Collect all lines below with the string "JSON".

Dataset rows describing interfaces

──────

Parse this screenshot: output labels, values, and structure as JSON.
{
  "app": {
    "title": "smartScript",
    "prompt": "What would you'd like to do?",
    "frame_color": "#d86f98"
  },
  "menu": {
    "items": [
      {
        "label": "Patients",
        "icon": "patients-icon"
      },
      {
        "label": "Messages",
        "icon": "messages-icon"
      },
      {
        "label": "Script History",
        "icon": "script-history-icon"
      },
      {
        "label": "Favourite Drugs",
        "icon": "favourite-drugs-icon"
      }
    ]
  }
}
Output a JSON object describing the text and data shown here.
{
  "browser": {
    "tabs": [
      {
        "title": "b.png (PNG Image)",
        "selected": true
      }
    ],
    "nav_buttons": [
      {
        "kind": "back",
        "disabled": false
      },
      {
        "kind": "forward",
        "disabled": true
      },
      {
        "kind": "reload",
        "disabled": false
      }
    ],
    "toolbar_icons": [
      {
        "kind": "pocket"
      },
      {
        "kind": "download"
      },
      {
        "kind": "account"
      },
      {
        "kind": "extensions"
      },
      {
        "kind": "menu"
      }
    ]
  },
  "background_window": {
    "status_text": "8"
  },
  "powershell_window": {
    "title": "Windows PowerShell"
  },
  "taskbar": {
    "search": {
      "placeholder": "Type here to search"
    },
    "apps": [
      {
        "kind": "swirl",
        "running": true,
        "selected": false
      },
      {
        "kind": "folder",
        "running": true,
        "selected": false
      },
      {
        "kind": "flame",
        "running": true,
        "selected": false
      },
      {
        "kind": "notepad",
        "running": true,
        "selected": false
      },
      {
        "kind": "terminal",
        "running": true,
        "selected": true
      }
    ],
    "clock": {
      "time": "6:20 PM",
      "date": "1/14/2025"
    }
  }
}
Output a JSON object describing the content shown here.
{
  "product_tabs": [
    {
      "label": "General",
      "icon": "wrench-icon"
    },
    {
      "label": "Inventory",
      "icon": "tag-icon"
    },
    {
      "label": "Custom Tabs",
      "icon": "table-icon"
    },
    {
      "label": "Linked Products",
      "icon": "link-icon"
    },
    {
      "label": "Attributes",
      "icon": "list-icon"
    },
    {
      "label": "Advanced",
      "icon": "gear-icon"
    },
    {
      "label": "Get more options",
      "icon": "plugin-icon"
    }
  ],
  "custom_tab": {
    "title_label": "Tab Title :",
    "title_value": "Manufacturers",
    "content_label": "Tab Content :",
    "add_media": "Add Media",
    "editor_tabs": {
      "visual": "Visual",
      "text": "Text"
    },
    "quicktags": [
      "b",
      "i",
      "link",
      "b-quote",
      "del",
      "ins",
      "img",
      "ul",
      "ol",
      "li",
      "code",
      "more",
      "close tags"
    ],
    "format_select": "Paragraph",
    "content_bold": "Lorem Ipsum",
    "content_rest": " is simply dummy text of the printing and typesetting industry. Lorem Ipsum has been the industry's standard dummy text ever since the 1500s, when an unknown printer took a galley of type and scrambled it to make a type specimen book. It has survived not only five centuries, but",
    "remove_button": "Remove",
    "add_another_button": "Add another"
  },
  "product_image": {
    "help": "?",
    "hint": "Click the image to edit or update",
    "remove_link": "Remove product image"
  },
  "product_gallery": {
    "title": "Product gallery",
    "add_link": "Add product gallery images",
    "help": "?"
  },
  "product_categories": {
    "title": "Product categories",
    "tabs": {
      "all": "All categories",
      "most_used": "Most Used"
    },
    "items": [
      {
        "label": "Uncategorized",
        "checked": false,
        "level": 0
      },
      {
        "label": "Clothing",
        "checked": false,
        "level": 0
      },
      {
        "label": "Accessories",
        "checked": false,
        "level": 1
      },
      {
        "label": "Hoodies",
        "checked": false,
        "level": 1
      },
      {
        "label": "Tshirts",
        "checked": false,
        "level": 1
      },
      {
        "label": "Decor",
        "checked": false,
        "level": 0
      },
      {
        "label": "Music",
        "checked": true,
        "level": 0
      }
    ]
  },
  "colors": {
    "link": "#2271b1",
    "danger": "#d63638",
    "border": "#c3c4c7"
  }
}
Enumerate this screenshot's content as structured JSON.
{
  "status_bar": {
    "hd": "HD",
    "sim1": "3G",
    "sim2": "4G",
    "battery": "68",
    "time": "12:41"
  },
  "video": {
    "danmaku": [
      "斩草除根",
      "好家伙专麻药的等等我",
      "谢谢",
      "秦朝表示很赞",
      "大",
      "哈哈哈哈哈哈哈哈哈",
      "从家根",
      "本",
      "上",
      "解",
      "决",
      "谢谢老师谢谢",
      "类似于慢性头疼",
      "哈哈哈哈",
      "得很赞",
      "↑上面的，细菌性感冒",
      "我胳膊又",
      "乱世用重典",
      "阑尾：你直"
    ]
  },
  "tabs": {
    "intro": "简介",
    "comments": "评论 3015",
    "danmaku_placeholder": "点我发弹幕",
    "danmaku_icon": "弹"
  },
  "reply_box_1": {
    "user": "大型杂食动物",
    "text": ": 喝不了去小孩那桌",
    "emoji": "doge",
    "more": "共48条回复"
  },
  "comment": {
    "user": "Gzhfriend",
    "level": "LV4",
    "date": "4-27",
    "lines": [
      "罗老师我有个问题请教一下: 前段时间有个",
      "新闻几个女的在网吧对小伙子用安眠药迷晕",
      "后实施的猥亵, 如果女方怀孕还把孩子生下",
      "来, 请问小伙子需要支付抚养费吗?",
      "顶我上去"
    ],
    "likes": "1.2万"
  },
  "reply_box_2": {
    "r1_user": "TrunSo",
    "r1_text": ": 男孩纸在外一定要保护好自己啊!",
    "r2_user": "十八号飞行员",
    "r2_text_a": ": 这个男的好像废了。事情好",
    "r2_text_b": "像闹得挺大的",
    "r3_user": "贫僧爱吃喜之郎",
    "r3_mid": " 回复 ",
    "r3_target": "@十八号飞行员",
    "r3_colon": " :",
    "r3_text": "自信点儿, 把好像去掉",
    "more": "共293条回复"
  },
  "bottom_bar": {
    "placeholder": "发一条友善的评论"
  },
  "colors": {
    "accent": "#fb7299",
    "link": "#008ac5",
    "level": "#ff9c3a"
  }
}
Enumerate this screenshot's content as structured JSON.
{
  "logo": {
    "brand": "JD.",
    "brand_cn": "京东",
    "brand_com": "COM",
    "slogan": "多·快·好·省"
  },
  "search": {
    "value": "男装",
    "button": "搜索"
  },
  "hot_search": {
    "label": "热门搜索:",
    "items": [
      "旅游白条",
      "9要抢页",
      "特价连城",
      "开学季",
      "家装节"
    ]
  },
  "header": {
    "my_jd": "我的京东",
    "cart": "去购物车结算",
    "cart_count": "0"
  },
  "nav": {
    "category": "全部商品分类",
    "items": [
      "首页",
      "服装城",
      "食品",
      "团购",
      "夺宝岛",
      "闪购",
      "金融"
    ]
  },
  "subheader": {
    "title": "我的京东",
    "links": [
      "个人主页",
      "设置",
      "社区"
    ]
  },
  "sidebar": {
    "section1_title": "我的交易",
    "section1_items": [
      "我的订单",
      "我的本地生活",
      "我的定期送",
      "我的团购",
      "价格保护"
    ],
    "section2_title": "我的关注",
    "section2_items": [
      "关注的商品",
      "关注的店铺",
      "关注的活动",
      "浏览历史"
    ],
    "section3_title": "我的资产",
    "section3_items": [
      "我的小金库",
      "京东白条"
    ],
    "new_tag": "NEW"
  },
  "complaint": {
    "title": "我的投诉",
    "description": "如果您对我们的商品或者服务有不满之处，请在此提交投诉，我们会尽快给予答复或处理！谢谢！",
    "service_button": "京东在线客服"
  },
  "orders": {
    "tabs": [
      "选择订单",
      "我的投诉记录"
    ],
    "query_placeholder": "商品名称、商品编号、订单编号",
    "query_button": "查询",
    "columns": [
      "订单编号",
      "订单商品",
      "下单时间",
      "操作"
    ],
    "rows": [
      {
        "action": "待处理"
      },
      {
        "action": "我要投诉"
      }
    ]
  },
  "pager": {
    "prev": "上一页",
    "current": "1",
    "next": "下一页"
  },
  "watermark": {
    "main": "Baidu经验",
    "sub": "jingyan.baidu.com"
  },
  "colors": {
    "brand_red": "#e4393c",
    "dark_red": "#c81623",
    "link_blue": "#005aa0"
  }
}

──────

* _Your response_:
Parse this screenshot: output labels, values, and structure as JSON.
Output a JSON object describing the text and data shown here.
Output a JSON object describing the content shown here.
Enumerate this screenshot's content as structured JSON.
Enumerate this screenshot's content as structured JSON.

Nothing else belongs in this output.